Charles “Speed” Holman: A Fateful Day at Omaha’s Municipal Airport
On May 17, 1931, 20,000 people watched as Charles “Speed” Holman’s Laird plane going about 300 miles an hour crash into the ground at Omaha’s Municipal Airport during Omaha’s first annual air races. On impact, the plane hopped along the ground for about 200 feet, spraying fans with fire and metal. The impact threw the engine several feet away and tossed his body. For seconds, no one moved because the crowd was in shock.
At once, the silence broke. People rushed onto the field to tend to Holman’s body. An ambulance took the body away and workers removed the wreckage while the Central High school band played, “a lively tune.” The loud speaker announced the planes flying next. The air show went on. No one knew why the crash happened. Some believed the crash resulted from the wind; others thought that Holman misjudged length when he did the barrel roll. Regardless of the crash’s cause, it ended the life of one of American’s best pilots.
Born on December 27, 1898, Holman spent his childhood in Shakopee, Minnesota on a farm. He earned the name “speed” because he built a motorcycle and raced it in Minneapolis while still in high school. He tried to enlist in the Air Force to become a pilot during World War I, but the military rejected him because of an ear defect. Holman finally got his chance. In 1918, Holman watched Veteran Minneapolis Airman Walter Bullock land a plane on Lake Calhoun. Holman immediately wrote Bullock offering to serve as his mechanic for experience. Bullock hired him. Like Charles Lindbergh, Holman got his start as a wing walker. He learned to fly at the Security Airport Company at Speedway Field in 1920. His father bought him his first airplane after he agreed to retire from wing walking.
Newly formed Northwest Airways hired Holman to be one of its first pilots. Founded by Colonel Lewis Brittin, the organization began carrying mail for the United States Post Office between Chicago and Minneapolis. Pilots used open-cockpit biplanes like the Curtiss Oriole. In 1927, the airline began carrying passengers in enclosed cabin planes. While transporting mail during the night to Chicago, he found time for national flying stunt contests and speed records like the Thompson Trophy race in Chicago in 1930. When he died, he was Northwest’s operations manager.
On February 13, 1928, Holman completed 1,093 consecutive summersaults in his airplane over World-Chamberlain field in front of 4,000 people. Concurrently, Lyle Thro, a commercial pilot who flew a plane during World War I, completed 543 loops. Holman’s plane was a 200 horsepower Laird that carried 75 gallons of gas. Gene Shank, a Minnesota farmer’s son, started the competition by completing 515 somersaults over the municipal airport. Instead of going high altitudes to start looping, “Holman made his loops in regular fashion.” When he landed, the crowds cheered. Alfred Fronval beat his record with 1,111 loups within the same month.

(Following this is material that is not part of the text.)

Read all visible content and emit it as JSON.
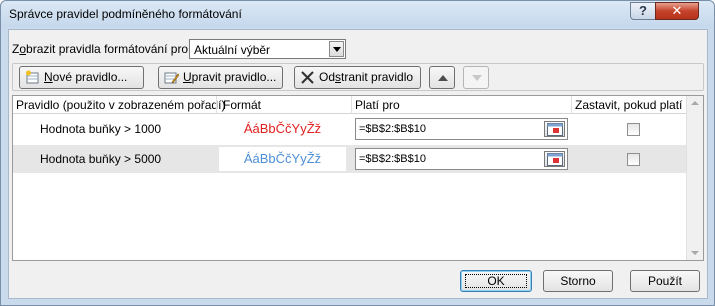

Holman had narrow escapes before. He seldom wore a parachute because he performed stunts close to the ground. After winning the national air derby in 1927, he made his way by plane to Minneapolis for a celebration. The plane’s motor failed when he was flying 500 above a 9,000-foot mountain peak. He managed to land the plane safely. After landing, he made his way to safety. Always daring in his stunts, when asked about his safety he said, “Probably I’ll get it some time. But when death comes, ‘I’ll make a thoro job of it.’”
On that fateful day in Omaha, Holman volunteered to do stunts during a lull in the program. Two hours prior to the accident, Holman’s wife warned him by phone to be, “very, very careful.” For fifteen minutes, he did barely rolls, outside loops, and turns that delighted the audience. At one point, he was upside down, and about 20 feet above the crowd. That stunt along with others violated the Department of Commerce’s requirement that stunt flying be at least 500 feet in the air and at least 1,000 feet from the crowd. Officials were waiting for him to land to inform him that they were revoking his pilot’s license.
After the accident, Northwest Airways brought Holman’s body back to Minneapolis where the body lay in state for two days. The city held formal services on Thursday at 2:30 pm at the Scottish rite temple. Minnesota Mayor Floyd B. Olson headed an official state delegation to the funeral where over one hundred thousand people attended his funeral. His family buried his body atop of Pilots Knob in Arcadia Park, a place Holman himself picked for his burial.xi After burial, airplanes flew overhead dropping thousands of roses on his grave. On May 22, 1931, the Saint Paul city council changed to name of the municipal airport to Holman Municipal Airport. A memorial at the airport bears the inscription, “He belongs to the heights and the heights claimed him.
On May 17, 1931, Holman crashed into the pages of Omaha history. He was a pilot and a stuntman who did perilous stunts to spark the audience’s imagination throughout the United States. His career ended at Omaha’s Municipal Airport. Beginning his career as a wing walker, he became a respected pilot for Northwest Airways and stunt pilot. Tales of his spiraling plane continue to inspire generations of daredevils. He won many awards during his lifetime, but he died doing what he loved: entertaining crowds.